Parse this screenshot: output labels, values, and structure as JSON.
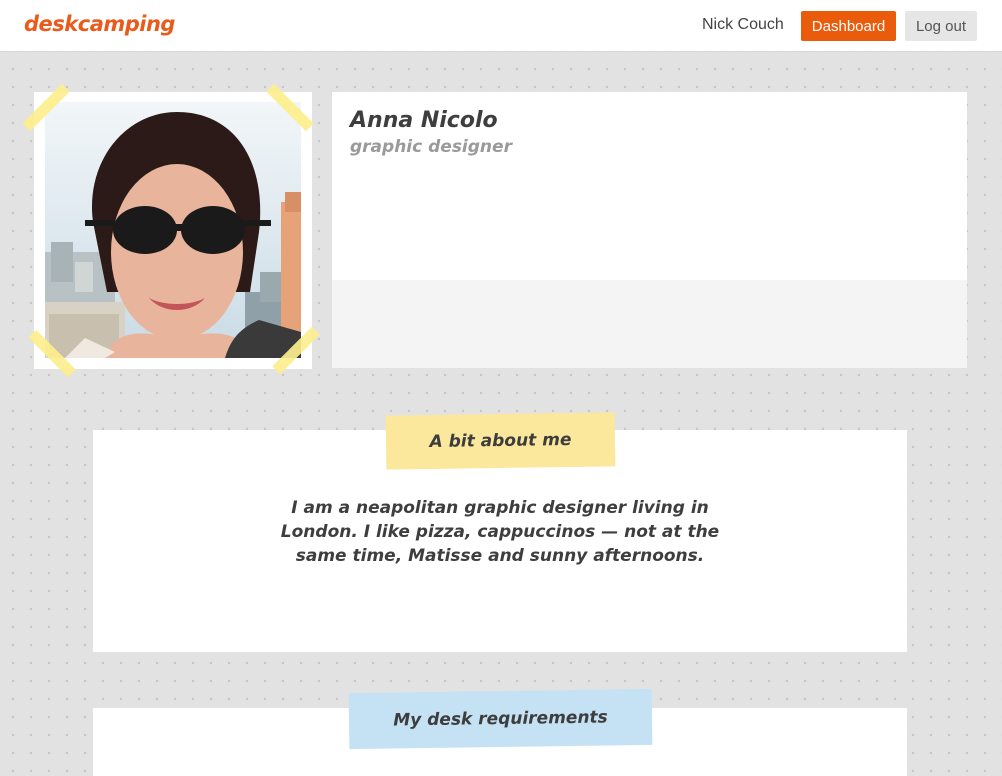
{
  "header": {
    "logo": "deskcamping",
    "username": "Nick Couch",
    "dashboard_label": "Dashboard",
    "logout_label": "Log out"
  },
  "profile": {
    "name": "Anna Nicolo",
    "title": "graphic designer",
    "photo_alt": "profile photo of a smiling woman in sunglasses"
  },
  "about": {
    "heading": "A bit about me",
    "text": "I am a neapolitan graphic designer living in London. I like pizza, cappuccinos — not at the same time, Matisse and sunny afternoons."
  },
  "desk": {
    "heading": "My desk requirements"
  },
  "colors": {
    "brand": "#ea5b1b",
    "dashboard_button": "#ea5b0c",
    "tape_yellow": "#fdee8c",
    "about_tag": "#fbe89c",
    "desk_tag": "#c5e2f4",
    "background": "#e2e2e2"
  }
}
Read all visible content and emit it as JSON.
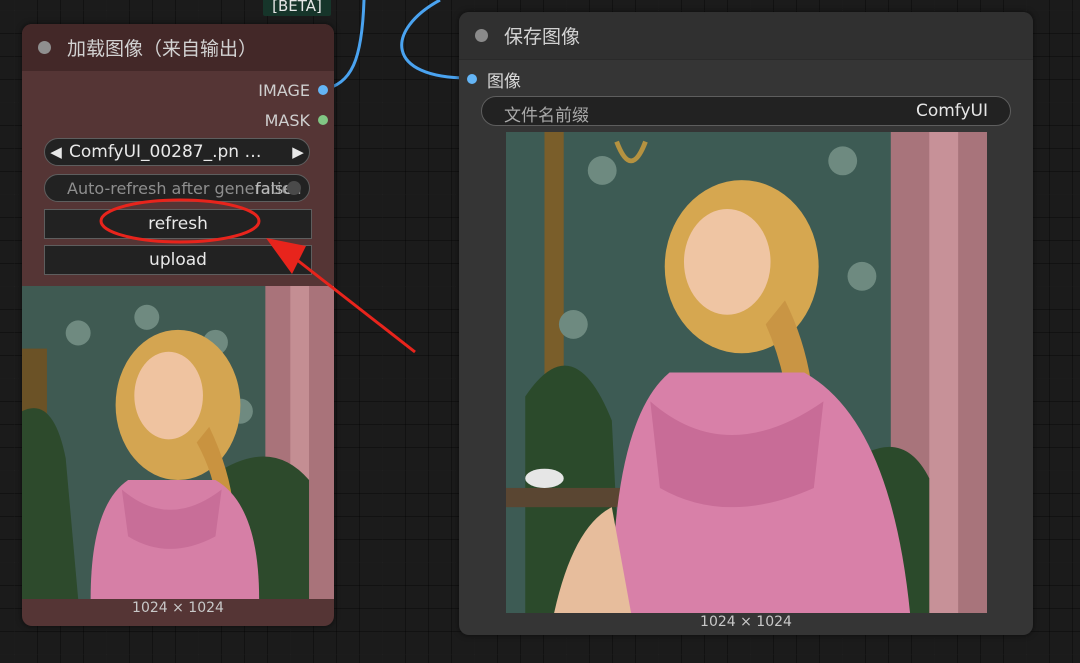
{
  "beta_tag": "[BETA]",
  "load_node": {
    "title": "加载图像（来自输出）",
    "outputs": [
      {
        "label": "IMAGE",
        "color": "#64b5f6"
      },
      {
        "label": "MASK",
        "color": "#81c784"
      }
    ],
    "image_combo": {
      "value": "ComfyUI_00287_.pn …",
      "prev_icon": "◀",
      "next_icon": "▶"
    },
    "auto_refresh": {
      "label": "Auto-refresh after generation",
      "value": "false"
    },
    "refresh_label": "refresh",
    "upload_label": "upload",
    "dimensions": "1024 × 1024"
  },
  "save_node": {
    "title": "保存图像",
    "input": {
      "label": "图像",
      "color": "#64b5f6"
    },
    "filename_prefix": {
      "label": "文件名前缀",
      "value": "ComfyUI"
    },
    "dimensions": "1024 × 1024"
  },
  "annotation": {
    "color": "#e8241c"
  }
}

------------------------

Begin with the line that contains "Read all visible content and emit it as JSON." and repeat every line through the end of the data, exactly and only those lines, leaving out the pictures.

Read all visible content and emit it as JSON.
{
  "beta_tag": "[BETA]",
  "load_node": {
    "title": "加载图像（来自输出）",
    "outputs": [
      {
        "label": "IMAGE",
        "color": "#64b5f6"
      },
      {
        "label": "MASK",
        "color": "#81c784"
      }
    ],
    "image_combo": {
      "value": "ComfyUI_00287_.pn …",
      "prev_icon": "◀",
      "next_icon": "▶"
    },
    "auto_refresh": {
      "label": "Auto-refresh after generation",
      "value": "false"
    },
    "refresh_label": "refresh",
    "upload_label": "upload",
    "dimensions": "1024 × 1024"
  },
  "save_node": {
    "title": "保存图像",
    "input": {
      "label": "图像",
      "color": "#64b5f6"
    },
    "filename_prefix": {
      "label": "文件名前缀",
      "value": "ComfyUI"
    },
    "dimensions": "1024 × 1024"
  },
  "annotation": {
    "color": "#e8241c"
  }
}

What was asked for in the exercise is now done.